A nue (鵺) is a legendary creature found in Japanese folklore. It is described as having the head of a monkey, the body of a tanuki, the legs of a tiger, and a snake as a tail. According to the legend, a nue can metamorphose into a black cloud and fly. Due to its appearance, it is sometimes referred to as a Japanese chimera.[1] Nue are supposed to be bringers of misfortune and illness.[2]

According to The Tale of the Heike, Emperor Konoe, the Emperor of Japan, became ill after having terrible nightmares every night, and a dark cloud appeared at two o'clock in the morning on the roof of the palace in Kyoto during the summer of 1153. The story says that the samurai Minamoto no Yorimasa staked-out the roof one night and fired an arrow into the cloud, out of which fell a dead nue. Yorimasa then supposedly sank the body in the Sea of Japan. In a local expansion of the story, the nue's corpse floated into a certain bay, and the locals, fearing a curse, buried it. A mound near the bay which exists today is supposed to be the grave created for this nue.[3]

Etymology[edit]

The word, Nue, appears in the oldest of Japanese literature. Early quotes include Kojiki (712) and Wamyō Ruijushō (c. 934). Due to the use of Man'yōgana, the historical spelling is known to have been nuye. At this early time, although, it had a different semantic meaning. It referred to a bird known as White's Thrush.

In the thirteenth century, Heike Monogatari makes reference to a creature called a nue. In addition to having the head of a monkey, the body of a tanuki, the paws of a tiger, and a snake as a tail, it has the voice of a White's Thrush.
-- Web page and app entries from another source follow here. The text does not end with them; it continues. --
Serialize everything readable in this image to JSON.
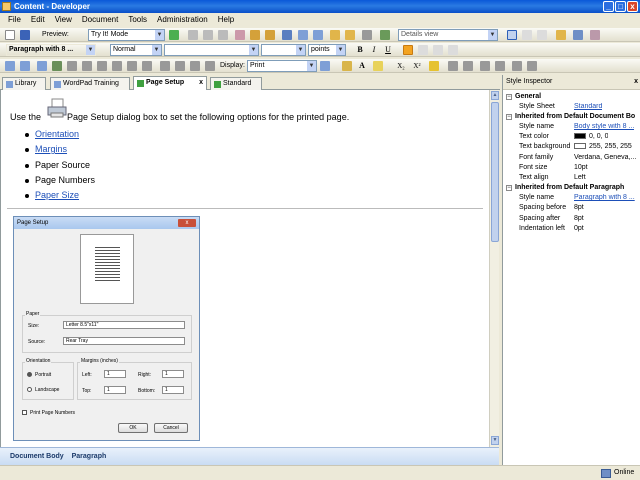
{
  "window": {
    "title": "Content - Developer",
    "minimize": "_",
    "maximize": "□",
    "close": "x"
  },
  "menu": [
    "File",
    "Edit",
    "View",
    "Document",
    "Tools",
    "Administration",
    "Help"
  ],
  "toolbar1": {
    "preview_label": "Preview:",
    "preview_mode": "Try It! Mode",
    "view_select": "Details view"
  },
  "toolbar2": {
    "paragraph_style": "Paragraph with 8 ...",
    "char_style": "Normal",
    "font": "",
    "size": "",
    "unit": "points",
    "bold": "B",
    "italic": "I",
    "underline": "U"
  },
  "toolbar3": {
    "display_label": "Display:",
    "display_value": "Print",
    "subscript": "X₂",
    "superscript": "X²"
  },
  "tabs": [
    {
      "label": "Library"
    },
    {
      "label": "WordPad Training"
    },
    {
      "label": "Page Setup"
    },
    {
      "label": "Standard"
    }
  ],
  "document": {
    "intro_before": "Use the",
    "intro_after": "Page Setup dialog box to set the following options for the printed page.",
    "items": [
      {
        "text": "Orientation",
        "link": true
      },
      {
        "text": "Margins",
        "link": true
      },
      {
        "text": "Paper Source",
        "link": false
      },
      {
        "text": "Page Numbers",
        "link": false
      },
      {
        "text": "Paper Size",
        "link": true
      }
    ]
  },
  "dialog": {
    "title": "Page Setup",
    "close": "x",
    "paper_group": "Paper",
    "size_label": "Size:",
    "size_value": "Letter 8.5\"x11\"",
    "source_label": "Source:",
    "source_value": "Rear Tray",
    "orientation_group": "Orientation",
    "portrait": "Portrait",
    "landscape": "Landscape",
    "margins_group": "Margins (inches)",
    "left_label": "Left:",
    "left_value": "1",
    "right_label": "Right:",
    "right_value": "1",
    "top_label": "Top:",
    "top_value": "1",
    "bottom_label": "Bottom:",
    "bottom_value": "1",
    "print_page_numbers": "Print Page Numbers",
    "ok": "OK",
    "cancel": "Cancel"
  },
  "breadcrumb": [
    "Document Body",
    "Paragraph"
  ],
  "status": {
    "connection": "Online"
  },
  "inspector": {
    "title": "Style Inspector",
    "groups": [
      {
        "title": "General",
        "rows": [
          {
            "key": "Style Sheet",
            "value": "Standard",
            "link": true
          }
        ]
      },
      {
        "title": "Inherited from Default Document Bo",
        "rows": [
          {
            "key": "Style name",
            "value": "Body style with 8 ...",
            "link": true
          },
          {
            "key": "Text color",
            "value": "0, 0, 0",
            "swatch": "#000000"
          },
          {
            "key": "Text background",
            "value": "255, 255, 255",
            "swatch": "#ffffff"
          },
          {
            "key": "Font family",
            "value": "Verdana, Geneva,..."
          },
          {
            "key": "Font size",
            "value": "10pt"
          },
          {
            "key": "Text align",
            "value": "Left"
          }
        ]
      },
      {
        "title": "Inherited from Default Paragraph",
        "rows": [
          {
            "key": "Style name",
            "value": "Paragraph with 8 ...",
            "link": true
          },
          {
            "key": "Spacing before",
            "value": "8pt"
          },
          {
            "key": "Spacing after",
            "value": "8pt"
          },
          {
            "key": "Indentation left",
            "value": "0pt"
          }
        ]
      }
    ]
  },
  "colors": {
    "titlebar": "#0a58d8",
    "link": "#1d4fb8",
    "accent": "#f3a320"
  }
}
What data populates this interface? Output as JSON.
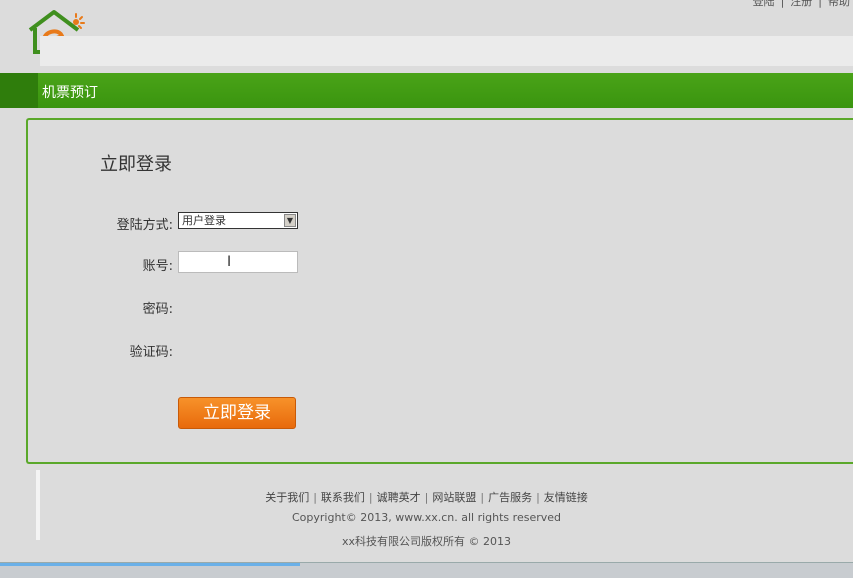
{
  "top_links": [
    "登陆",
    "|",
    "注册",
    "|",
    "帮助"
  ],
  "logo": {
    "icon": "house-e-logo",
    "colors": {
      "house": "#3f8f1e",
      "letter": "#e87a1a"
    }
  },
  "navbar": {
    "label": "机票预订",
    "color": "#45a016"
  },
  "login": {
    "title": "立即登录",
    "method_label": "登陆方式:",
    "method_value": "用户登录",
    "account_label": "账号:",
    "account_value": "",
    "password_label": "密码:",
    "captcha_label": "验证码:",
    "submit_label": "立即登录"
  },
  "footer": {
    "links": [
      "关于我们",
      "联系我们",
      "诚聘英才",
      "网站联盟",
      "广告服务",
      "友情链接"
    ],
    "copyright": "Copyright© 2013, www.xx.cn. all rights reserved",
    "company": "xx科技有限公司版权所有 © 2013"
  }
}
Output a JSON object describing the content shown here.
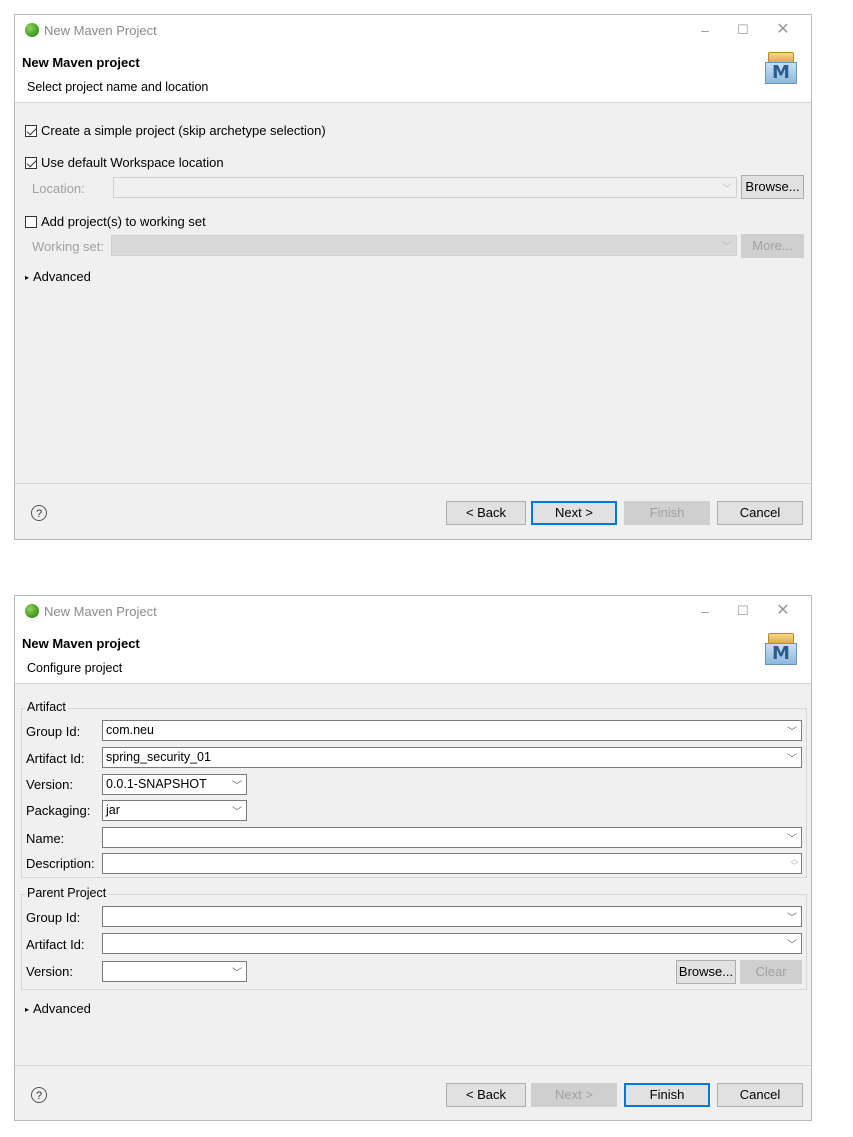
{
  "dialog1": {
    "window_title": "New Maven Project",
    "header_title": "New Maven project",
    "header_subtitle": "Select project name and location",
    "simple_project": {
      "label": "Create a simple project (skip archetype selection)",
      "checked": true
    },
    "default_workspace": {
      "label": "Use default Workspace location",
      "checked": true
    },
    "location_label": "Location:",
    "location_value": "",
    "browse_label": "Browse...",
    "working_set_checkbox": {
      "label": "Add project(s) to working set",
      "checked": false
    },
    "working_set_label": "Working set:",
    "working_set_value": "",
    "more_label": "More...",
    "advanced_label": "Advanced",
    "buttons": {
      "back": "< Back",
      "next": "Next >",
      "finish": "Finish",
      "cancel": "Cancel"
    },
    "help_icon": "?"
  },
  "dialog2": {
    "window_title": "New Maven Project",
    "header_title": "New Maven project",
    "header_subtitle": "Configure project",
    "artifact_group": "Artifact",
    "group_id_label": "Group Id:",
    "group_id_value": "com.neu",
    "artifact_id_label": "Artifact Id:",
    "artifact_id_value": "spring_security_01",
    "version_label": "Version:",
    "version_value": "0.0.1-SNAPSHOT",
    "packaging_label": "Packaging:",
    "packaging_value": "jar",
    "name_label": "Name:",
    "name_value": "",
    "description_label": "Description:",
    "description_value": "",
    "parent_group": "Parent Project",
    "parent_group_id_label": "Group Id:",
    "parent_group_id_value": "",
    "parent_artifact_id_label": "Artifact Id:",
    "parent_artifact_id_value": "",
    "parent_version_label": "Version:",
    "parent_version_value": "",
    "browse_label": "Browse...",
    "clear_label": "Clear",
    "advanced_label": "Advanced",
    "buttons": {
      "back": "< Back",
      "next": "Next >",
      "finish": "Finish",
      "cancel": "Cancel"
    },
    "help_icon": "?"
  },
  "icons": {
    "app": "eclipse-spring-icon",
    "maven": "maven-m-icon",
    "minimize": "–",
    "maximize": "☐",
    "close": "✕",
    "chevron": "﹀",
    "tri": "▸"
  }
}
Around 1435, Zeami Motokiyo wrote a Noh song titled Nue dealing with the events described in Heike.

In popular culture[edit]

References[edit]

  1. ^ Cavallaro, Dani. (2010). Magic as Metaphor in Anime: A Critical Study. McFarland. p. 88. ISBN 0-7864-4744-3. Google Books. Retrieved on April 26, 2011.
  2. ^ Rosen, Brenda. (2009). The Mythical Creatures Bible: The Definitive Guide to Legendary Beings. Sterling Pub. p. 107. ISBN 1-4027-6536-3. Google Books. Retrieved on April 26, 2011.
  3. ^ Nue; The Obakemono project, www.obakemono.com, 20 August 2006, (accessed 21 January 2007)